Supplied material:
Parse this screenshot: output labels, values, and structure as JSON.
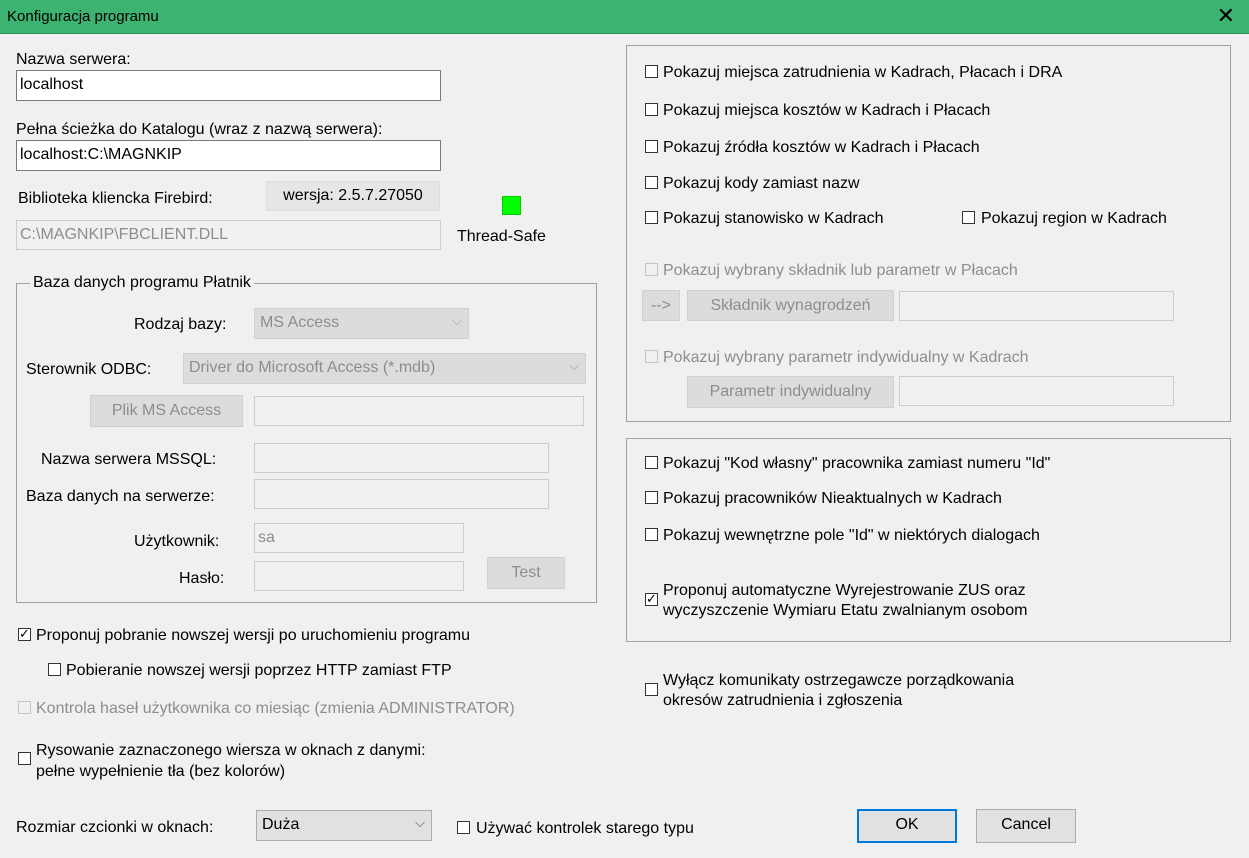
{
  "window": {
    "title": "Konfiguracja programu",
    "close_glyph": "✕"
  },
  "server": {
    "name_label": "Nazwa serwera:",
    "name_value": "localhost",
    "path_label": "Pełna ścieżka do Katalogu (wraz z nazwą serwera):",
    "path_value": "localhost:C:\\MAGNKIP",
    "client_label": "Biblioteka kliencka Firebird:",
    "client_version": "wersja: 2.5.7.27050",
    "client_path": "C:\\MAGNKIP\\FBCLIENT.DLL",
    "thread_safe_label": "Thread-Safe",
    "thread_safe_color": "#00ff00"
  },
  "db_group": {
    "legend": "Baza danych programu Płatnik",
    "type_label": "Rodzaj bazy:",
    "type_value": "MS Access",
    "odbc_label": "Sterownik ODBC:",
    "odbc_value": "Driver do Microsoft Access (*.mdb)",
    "ms_access_button": "Plik MS Access",
    "ms_access_value": "",
    "mssql_label": "Nazwa serwera MSSQL:",
    "mssql_value": "",
    "dbname_label": "Baza danych na serwerze:",
    "dbname_value": "",
    "user_label": "Użytkownik:",
    "user_value": "sa",
    "pass_label": "Hasło:",
    "pass_value": "",
    "test_button": "Test"
  },
  "left_options": [
    {
      "label": "Proponuj pobranie nowszej wersji po uruchomieniu programu",
      "checked": true,
      "enabled": true
    },
    {
      "label": "Pobieranie nowszej wersji poprzez HTTP zamiast FTP",
      "checked": false,
      "enabled": true
    },
    {
      "label": "Kontrola haseł użytkownika co miesiąc (zmienia ADMINISTRATOR)",
      "checked": false,
      "enabled": false
    },
    {
      "label_line1": "Rysowanie zaznaczonego wiersza w oknach z danymi:",
      "label_line2": "pełne wypełnienie tła (bez kolorów)",
      "checked": false,
      "enabled": true
    }
  ],
  "font_size": {
    "label": "Rozmiar czcionki w oknach:",
    "value": "Duża"
  },
  "old_controls": {
    "label": "Używać kontrolek starego typu",
    "checked": false
  },
  "right_group1": {
    "options": [
      {
        "label": "Pokazuj miejsca zatrudnienia w Kadrach, Płacach i DRA",
        "checked": false
      },
      {
        "label": "Pokazuj miejsca kosztów w Kadrach i Płacach",
        "checked": false
      },
      {
        "label": "Pokazuj źródła kosztów w Kadrach i Płacach",
        "checked": false
      },
      {
        "label": "Pokazuj kody zamiast nazw",
        "checked": false
      },
      {
        "label": "Pokazuj stanowisko w Kadrach",
        "checked": false
      },
      {
        "label": "Pokazuj region w Kadrach",
        "checked": false
      }
    ],
    "component_option": {
      "label": "Pokazuj wybrany składnik lub parametr w Płacach",
      "checked": false,
      "enabled": false
    },
    "arrow_button": "-->",
    "component_button": "Składnik wynagrodzeń",
    "component_value": "",
    "param_option": {
      "label": "Pokazuj wybrany parametr indywidualny w Kadrach",
      "checked": false,
      "enabled": false
    },
    "param_button": "Parametr indywidualny",
    "param_value": ""
  },
  "right_group2": {
    "options": [
      {
        "label": "Pokazuj \"Kod własny\" pracownika zamiast numeru \"Id\"",
        "checked": false
      },
      {
        "label": "Pokazuj pracowników Nieaktualnych w Kadrach",
        "checked": false
      },
      {
        "label": "Pokazuj wewnętrzne pole \"Id\" w niektórych dialogach",
        "checked": false
      }
    ],
    "zus_option": {
      "label_line1": "Proponuj automatyczne Wyrejestrowanie ZUS oraz",
      "label_line2": "wyczyszczenie Wymiaru Etatu zwalnianym osobom",
      "checked": true
    }
  },
  "warnings_option": {
    "label_line1": "Wyłącz komunikaty ostrzegawcze porządkowania",
    "label_line2": "okresów zatrudnienia i zgłoszenia",
    "checked": false
  },
  "buttons": {
    "ok": "OK",
    "cancel": "Cancel"
  },
  "icons": {
    "check_glyph": "✓",
    "chevron_glyph": "⌵"
  }
}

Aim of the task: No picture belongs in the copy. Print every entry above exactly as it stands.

Response to the task:
Parse this screenshot: output labels, values, and structure as JSON.
{
  "window": {
    "title": "Konfiguracja programu",
    "close_glyph": "✕"
  },
  "server": {
    "name_label": "Nazwa serwera:",
    "name_value": "localhost",
    "path_label": "Pełna ścieżka do Katalogu (wraz z nazwą serwera):",
    "path_value": "localhost:C:\\MAGNKIP",
    "client_label": "Biblioteka kliencka Firebird:",
    "client_version": "wersja: 2.5.7.27050",
    "client_path": "C:\\MAGNKIP\\FBCLIENT.DLL",
    "thread_safe_label": "Thread-Safe",
    "thread_safe_color": "#00ff00"
  },
  "db_group": {
    "legend": "Baza danych programu Płatnik",
    "type_label": "Rodzaj bazy:",
    "type_value": "MS Access",
    "odbc_label": "Sterownik ODBC:",
    "odbc_value": "Driver do Microsoft Access (*.mdb)",
    "ms_access_button": "Plik MS Access",
    "ms_access_value": "",
    "mssql_label": "Nazwa serwera MSSQL:",
    "mssql_value": "",
    "dbname_label": "Baza danych na serwerze:",
    "dbname_value": "",
    "user_label": "Użytkownik:",
    "user_value": "sa",
    "pass_label": "Hasło:",
    "pass_value": "",
    "test_button": "Test"
  },
  "left_options": [
    {
      "label": "Proponuj pobranie nowszej wersji po uruchomieniu programu",
      "checked": true,
      "enabled": true
    },
    {
      "label": "Pobieranie nowszej wersji poprzez HTTP zamiast FTP",
      "checked": false,
      "enabled": true
    },
    {
      "label": "Kontrola haseł użytkownika co miesiąc (zmienia ADMINISTRATOR)",
      "checked": false,
      "enabled": false
    },
    {
      "label_line1": "Rysowanie zaznaczonego wiersza w oknach z danymi:",
      "label_line2": "pełne wypełnienie tła (bez kolorów)",
      "checked": false,
      "enabled": true
    }
  ],
  "font_size": {
    "label": "Rozmiar czcionki w oknach:",
    "value": "Duża"
  },
  "old_controls": {
    "label": "Używać kontrolek starego typu",
    "checked": false
  },
  "right_group1": {
    "options": [
      {
        "label": "Pokazuj miejsca zatrudnienia w Kadrach, Płacach i DRA",
        "checked": false
      },
      {
        "label": "Pokazuj miejsca kosztów w Kadrach i Płacach",
        "checked": false
      },
      {
        "label": "Pokazuj źródła kosztów w Kadrach i Płacach",
        "checked": false
      },
      {
        "label": "Pokazuj kody zamiast nazw",
        "checked": false
      },
      {
        "label": "Pokazuj stanowisko w Kadrach",
        "checked": false
      },
      {
        "label": "Pokazuj region w Kadrach",
        "checked": false
      }
    ],
    "component_option": {
      "label": "Pokazuj wybrany składnik lub parametr w Płacach",
      "checked": false,
      "enabled": false
    },
    "arrow_button": "-->",
    "component_button": "Składnik wynagrodzeń",
    "component_value": "",
    "param_option": {
      "label": "Pokazuj wybrany parametr indywidualny w Kadrach",
      "checked": false,
      "enabled": false
    },
    "param_button": "Parametr indywidualny",
    "param_value": ""
  },
  "right_group2": {
    "options": [
      {
        "label": "Pokazuj \"Kod własny\" pracownika zamiast numeru \"Id\"",
        "checked": false
      },
      {
        "label": "Pokazuj pracowników Nieaktualnych w Kadrach",
        "checked": false
      },
      {
        "label": "Pokazuj wewnętrzne pole \"Id\" w niektórych dialogach",
        "checked": false
      }
    ],
    "zus_option": {
      "label_line1": "Proponuj automatyczne Wyrejestrowanie ZUS oraz",
      "label_line2": "wyczyszczenie Wymiaru Etatu zwalnianym osobom",
      "checked": true
    }
  },
  "warnings_option": {
    "label_line1": "Wyłącz komunikaty ostrzegawcze porządkowania",
    "label_line2": "okresów zatrudnienia i zgłoszenia",
    "checked": false
  },
  "buttons": {
    "ok": "OK",
    "cancel": "Cancel"
  },
  "icons": {
    "check_glyph": "✓",
    "chevron_glyph": "⌵"
  }
}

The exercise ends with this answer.